18 January 2007 Edition
Volunteer remembered in Castleblayney
Green was born in Lurgan, County Armagh in December 1946. He was an active member of the Civil Rights campaign in the late 1960s and later joined the IRA. He was forced to go ‘on the run’ following the introduction of internment in August 1971 but was arrested a few months later and interned on the Maidstone prison ship. He was later transferred to Long Kesh from where he escaped in September 1973.
Following his escape he lived in the Monaghan and Castleblayney areas. On the evening of 10 January 1975 he left Castleblayney and drove to a farmhouse at Mullyash, where he had been staying. Just after he arrived there the farmer went off to attend to a neighbour’s cattle. When he returned he found his front door smashed in and John Francis dead at the bottom of the stairs. He had been shot several times in the head and body. His killers, widely believed to be a combination of British Army, UDR and unionist paramilitaries left a number of live bullets on his chest.
Under the stewardship of the local Sinn Féin cumann, named after John Francis Green, an annual commemoration, has taken place in the years since.
On Sunday a parade led by a piper marched from the Monaghan Road in Castleblayney to the Keady Road where they gathered at the memorial which honours John Francis Green. Three republican bands – Cullyhanna Youth Band, Burns & Moley Flute Band from Crossmaglen and The St. Patrick’s Flute Band from Kilkeel participated.
Sinn Féin Councillor Jackie Crowe made an appeal on behalf of the Mid-Monaghan elected representatives for all Sinn Féin supporters to play a full and active role in the upcoming campaign to re-elect Caoimhghín Ó Caoláin TD.
The Main oration was delivered by Newry/Armagh Sinn Féin MP, Connor Murphy. Referring to the decision taken at the previous day’s Ard Comhairle meeting to hold an extraordinary Ard Fheis to discuss a proposal to change the party’s position on policing in the Six Counties, Murphy said: “Our objective is to secure a proper policing service and to hold that policing service, once achieved, fully to account.
He went on to urge people to join Sinn Féin to strengthen the party and hasten the achievement of the republican objectives of Unity, Peace and Justice, “objectives for which brave men and women, like John Francis Green, gave their lives” he concluded.
South African Minister
A Special guest of Honour at the John Francis Green commemoration was South African Minister, Ronnie Kasrils, a member of the ANC. Kasrils praised Sinn Féin and all those who strive for Irish unity and independence. He recalled that, prior to achieving freedom, South Africans were engaged in a political process which was in many ways similar to what Irish republicans are now facing.
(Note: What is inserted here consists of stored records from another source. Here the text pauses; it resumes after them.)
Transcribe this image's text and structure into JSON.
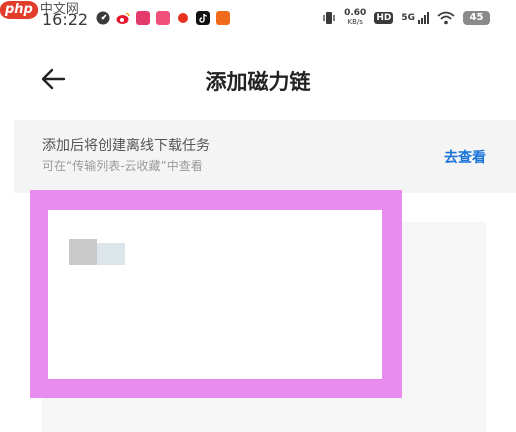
{
  "watermark": {
    "brand": "php",
    "suffix": "中文网"
  },
  "status_bar": {
    "time": "16:22",
    "net_speed_value": "0.60",
    "net_speed_unit": "KB/s",
    "hd_label": "HD",
    "network_label": "5G",
    "battery_level": "45",
    "app_icons": [
      "speedometer-icon",
      "weibo-icon",
      "news-app-icon",
      "app-icon",
      "red-dot-icon",
      "tiktok-icon",
      "notification-app-icon"
    ],
    "colors": {
      "weibo": "#e6162d",
      "news": "#e23a6b",
      "app": "#f0507a",
      "dot": "#e8321f",
      "tiktok": "#111111",
      "notify": "#f26a1b"
    }
  },
  "header": {
    "back_icon": "arrow-left-icon",
    "title": "添加磁力链"
  },
  "notice": {
    "title": "添加后将创建离线下载任务",
    "subtitle": "可在“传输列表-云收藏”中查看",
    "link": "去查看",
    "link_color": "#1a73d9"
  },
  "input": {
    "value": "",
    "highlight_color": "#e98cf0"
  }
}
He urged republicans to remain united through the important decisions that will be made in coming weeks and months and he stated that he believed passionately that Ireland would soon join South Africa as a free and united nation and that Sinn Féin would continue to be the driving force behind that struggle.